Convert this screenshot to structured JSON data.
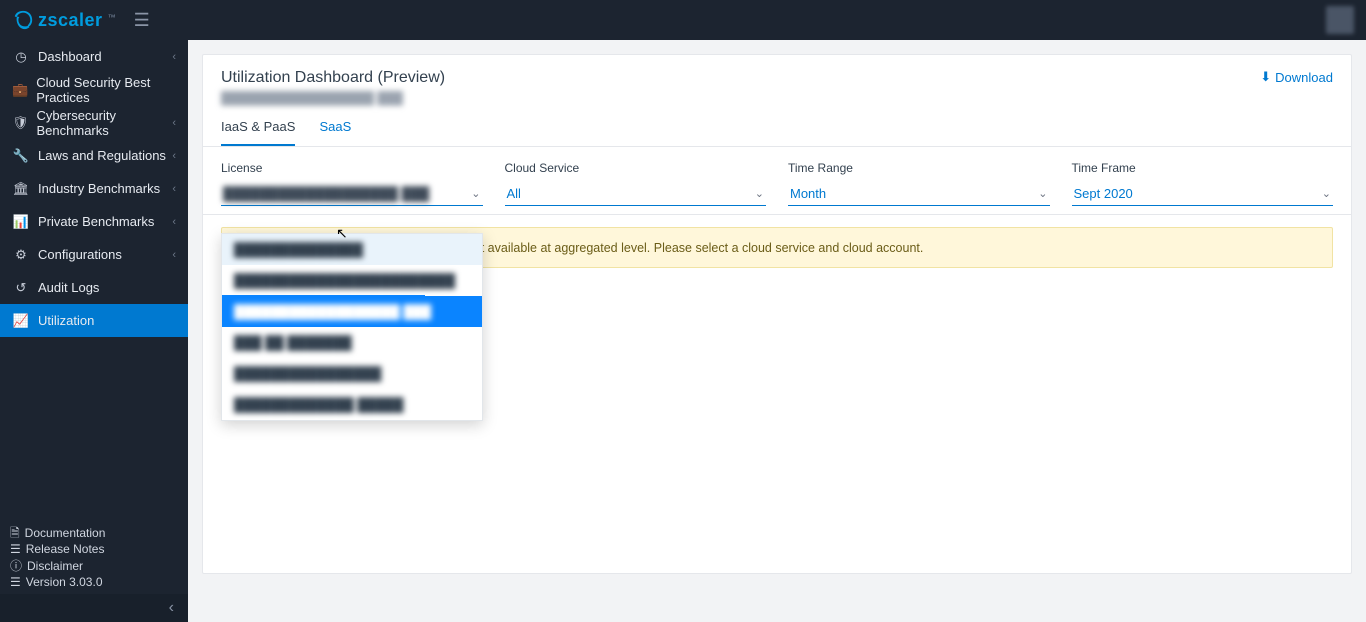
{
  "brand": {
    "name": "zscaler"
  },
  "sidebar": {
    "items": [
      {
        "label": "Dashboard",
        "icon": "gauge",
        "expandable": true
      },
      {
        "label": "Cloud Security Best Practices",
        "icon": "briefcase",
        "expandable": false
      },
      {
        "label": "Cybersecurity Benchmarks",
        "icon": "shield",
        "expandable": true
      },
      {
        "label": "Laws and Regulations",
        "icon": "wrench",
        "expandable": true
      },
      {
        "label": "Industry Benchmarks",
        "icon": "bank",
        "expandable": true
      },
      {
        "label": "Private Benchmarks",
        "icon": "bars",
        "expandable": true
      },
      {
        "label": "Configurations",
        "icon": "sliders",
        "expandable": true
      },
      {
        "label": "Audit Logs",
        "icon": "history",
        "expandable": false
      },
      {
        "label": "Utilization",
        "icon": "line-chart",
        "expandable": false
      }
    ],
    "footer": [
      {
        "label": "Documentation",
        "icon": "doc"
      },
      {
        "label": "Release Notes",
        "icon": "list"
      },
      {
        "label": "Disclaimer",
        "icon": "info"
      },
      {
        "label": "Version 3.03.0",
        "icon": "list"
      }
    ]
  },
  "page": {
    "title": "Utilization Dashboard (Preview)",
    "subtitle": "██████████████████  ███",
    "download": "Download"
  },
  "tabs": [
    {
      "label": "IaaS & PaaS",
      "active": true
    },
    {
      "label": "SaaS",
      "active": false
    }
  ],
  "filters": {
    "license": {
      "label": "License",
      "value": "███████████████████ ███"
    },
    "cloud_service": {
      "label": "Cloud Service",
      "value": "All"
    },
    "time_range": {
      "label": "Time Range",
      "value": "Month"
    },
    "time_frame": {
      "label": "Time Frame",
      "value": "Sept 2020"
    }
  },
  "license_options": [
    {
      "label": "██████████████",
      "state": "hover"
    },
    {
      "label": "████████████████████████",
      "state": "line"
    },
    {
      "label": "██████████████████ ███",
      "state": "selected"
    },
    {
      "label": "███ ██ ███████",
      "state": ""
    },
    {
      "label": "████████████████",
      "state": ""
    },
    {
      "label": "█████████████ █████",
      "state": ""
    }
  ],
  "warning": "Workload based utilization details are not available at aggregated level. Please select a cloud service and cloud account."
}
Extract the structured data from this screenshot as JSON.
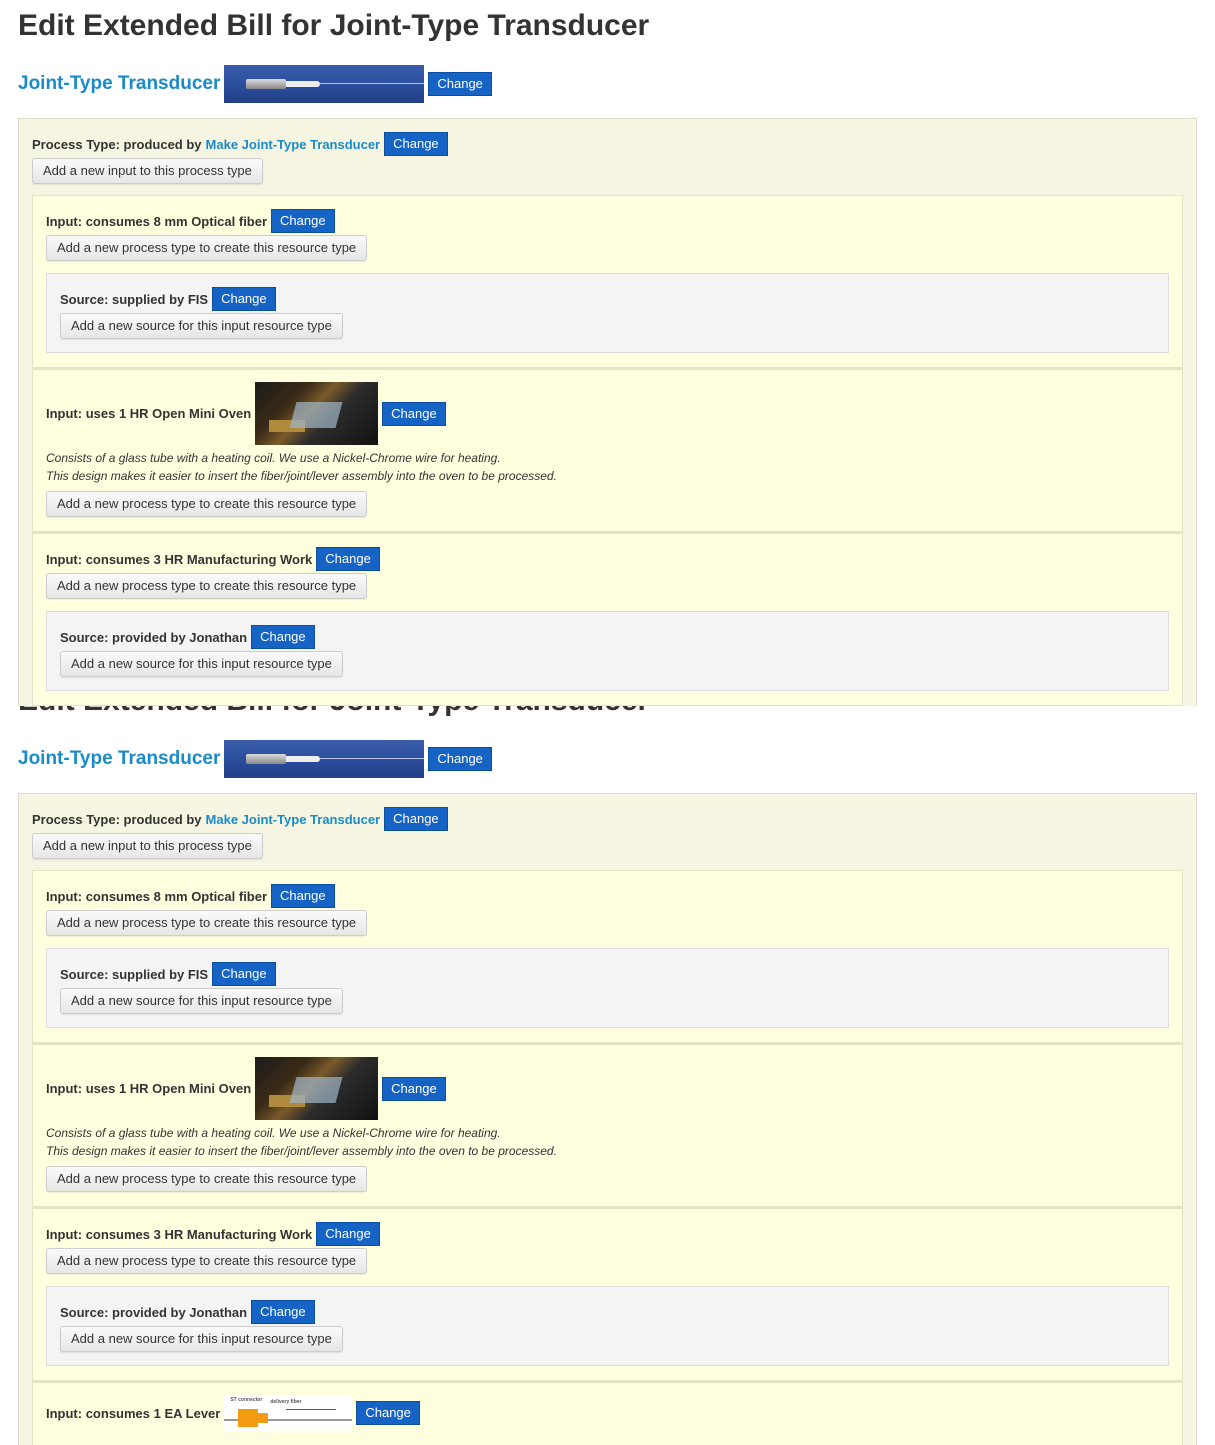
{
  "page": {
    "heading": "Edit Extended Bill for Joint-Type Transducer",
    "resource_link": "Joint-Type Transducer",
    "change_label": "Change"
  },
  "process": {
    "label": "Process Type: produced by",
    "link": "Make Joint-Type Transducer",
    "add_input_label": "Add a new input to this process type"
  },
  "inputs": [
    {
      "label": "Input: consumes 8 mm Optical fiber",
      "add_process_label": "Add a new process type to create this resource type",
      "source": {
        "label": "Source: supplied by FIS",
        "add_source_label": "Add a new source for this input resource type"
      }
    },
    {
      "label": "Input: uses 1 HR Open Mini Oven",
      "description_line1": "Consists of a glass tube with a heating coil. We use a Nickel-Chrome wire for heating.",
      "description_line2": "This design makes it easier to insert the fiber/joint/lever assembly into the oven to be processed.",
      "add_process_label": "Add a new process type to create this resource type"
    },
    {
      "label": "Input: consumes 3 HR Manufacturing Work",
      "add_process_label": "Add a new process type to create this resource type",
      "source": {
        "label": "Source: provided by Jonathan",
        "add_source_label": "Add a new source for this input resource type"
      }
    },
    {
      "label": "Input: consumes 1 EA Lever",
      "lever_image_text": [
        "ST connector",
        "delivery fiber",
        "125mm"
      ]
    }
  ]
}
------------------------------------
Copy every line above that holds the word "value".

### Exercise output
      "value": "███████████████████ ███"
      "value": "All"
      "value": "Month"
      "value": "Sept 2020"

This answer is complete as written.